Amnesty: Rape girl, 13, killed for adultery
Aisha Ibrahim Duhulow, 13, was stoned to death October 27, Amnesty says 1,000 spectators watched the punishment, report adds Rights groups says she was accused of adultery after claiming she was raped.
Nov 1, 2008
MOGADISHU, Somalia (AP) -- A 13-year-old girl who said she had been raped was stoned to death in Somalia after being accused of adultery by Islamic militants, a human rights group said.
Dozens of men stoned Aisha Ibrahim Duhulow to death Oct. 27 in a stadium packed with 1,000 spectators in the southern port city of Kismayo, Amnesty International and Somali media reported, citing witnesses. The Islamic militia in charge of Kismayo had accused her of adultery after she reported that three men had raped her, the rights group said.
Initial local media reports said Duhulow was 23, but her father told Amnesty International she was 13. Some of the Somali journalists who first reported the killing later told Amnesty International that they had reported she was 23 based upon her physical appearance.
Calls to Somali government officials and the local administration in Kismayo rang unanswered Saturday.
"This child suffered a horrendous death at the behest of the armed opposition groups who currently control Kismayo," David Copeman, Amnesty International's Somalia campaigner, said in a statement Friday.
Somalia is among the world's most violent and impoverished countries. The nation of some 8 million people has not had a functioning government since warlords overthrew a dictator in 1991 then turned on each other.

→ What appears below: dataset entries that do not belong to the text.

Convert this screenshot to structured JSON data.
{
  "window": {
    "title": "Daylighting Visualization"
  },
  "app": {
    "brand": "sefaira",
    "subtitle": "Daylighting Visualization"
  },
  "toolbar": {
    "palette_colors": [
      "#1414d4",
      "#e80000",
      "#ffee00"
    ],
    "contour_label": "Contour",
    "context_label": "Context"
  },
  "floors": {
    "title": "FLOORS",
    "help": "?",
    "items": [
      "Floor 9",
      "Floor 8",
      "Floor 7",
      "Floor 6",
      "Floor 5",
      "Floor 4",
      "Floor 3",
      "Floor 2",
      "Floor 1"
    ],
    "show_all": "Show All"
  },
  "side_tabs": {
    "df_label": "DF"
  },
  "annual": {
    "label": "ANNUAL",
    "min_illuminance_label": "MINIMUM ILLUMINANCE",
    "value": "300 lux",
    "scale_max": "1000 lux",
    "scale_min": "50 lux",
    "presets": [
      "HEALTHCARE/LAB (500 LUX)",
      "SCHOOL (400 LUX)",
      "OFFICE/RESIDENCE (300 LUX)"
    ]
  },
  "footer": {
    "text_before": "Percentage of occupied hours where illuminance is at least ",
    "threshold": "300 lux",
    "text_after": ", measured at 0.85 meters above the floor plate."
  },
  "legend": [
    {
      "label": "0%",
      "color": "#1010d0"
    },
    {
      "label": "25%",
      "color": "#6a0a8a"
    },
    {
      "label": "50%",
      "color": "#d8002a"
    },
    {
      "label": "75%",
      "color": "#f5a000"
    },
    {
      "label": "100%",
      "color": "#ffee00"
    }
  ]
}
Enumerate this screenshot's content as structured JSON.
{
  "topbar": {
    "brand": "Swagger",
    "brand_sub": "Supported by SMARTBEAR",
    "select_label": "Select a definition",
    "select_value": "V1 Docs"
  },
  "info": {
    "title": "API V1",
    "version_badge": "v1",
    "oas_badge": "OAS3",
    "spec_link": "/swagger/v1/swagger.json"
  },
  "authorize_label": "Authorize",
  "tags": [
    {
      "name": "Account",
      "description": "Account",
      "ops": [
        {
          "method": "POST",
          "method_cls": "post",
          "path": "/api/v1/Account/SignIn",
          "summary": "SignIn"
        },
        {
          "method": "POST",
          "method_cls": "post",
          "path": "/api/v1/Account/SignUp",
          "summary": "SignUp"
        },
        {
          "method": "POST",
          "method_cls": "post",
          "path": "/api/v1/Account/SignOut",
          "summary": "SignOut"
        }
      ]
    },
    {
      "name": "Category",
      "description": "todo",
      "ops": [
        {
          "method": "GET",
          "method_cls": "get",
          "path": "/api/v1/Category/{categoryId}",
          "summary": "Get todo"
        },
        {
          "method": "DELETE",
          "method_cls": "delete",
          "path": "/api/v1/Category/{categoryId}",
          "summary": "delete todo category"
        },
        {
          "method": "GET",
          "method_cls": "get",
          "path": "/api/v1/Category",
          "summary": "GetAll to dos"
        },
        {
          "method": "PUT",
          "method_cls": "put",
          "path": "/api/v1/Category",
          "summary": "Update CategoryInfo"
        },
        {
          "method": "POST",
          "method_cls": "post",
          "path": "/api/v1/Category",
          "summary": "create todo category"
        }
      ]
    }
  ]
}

A quarter of Somali children die before age 5; nearly every public institution has collapsed. Fighting is a daily occurrence, with violent deaths reported nearly every day. Islamic militants with ties to al-Qaida have been battling the government and its Ethiopian allies since their combined forces pushed the Islamists from the capital in December 2006. Within weeks of being driven out, the Islamists launched an insurgency that has killed thousands of civilians. In recent months, the militants appear to be gaining strength. The group has taken over the port of Kismayo, Somalia's third-largest city, and dismantled pro-government roadblocks. They also effectively closed the Mogadishu airport by threatening to attack any plane using it.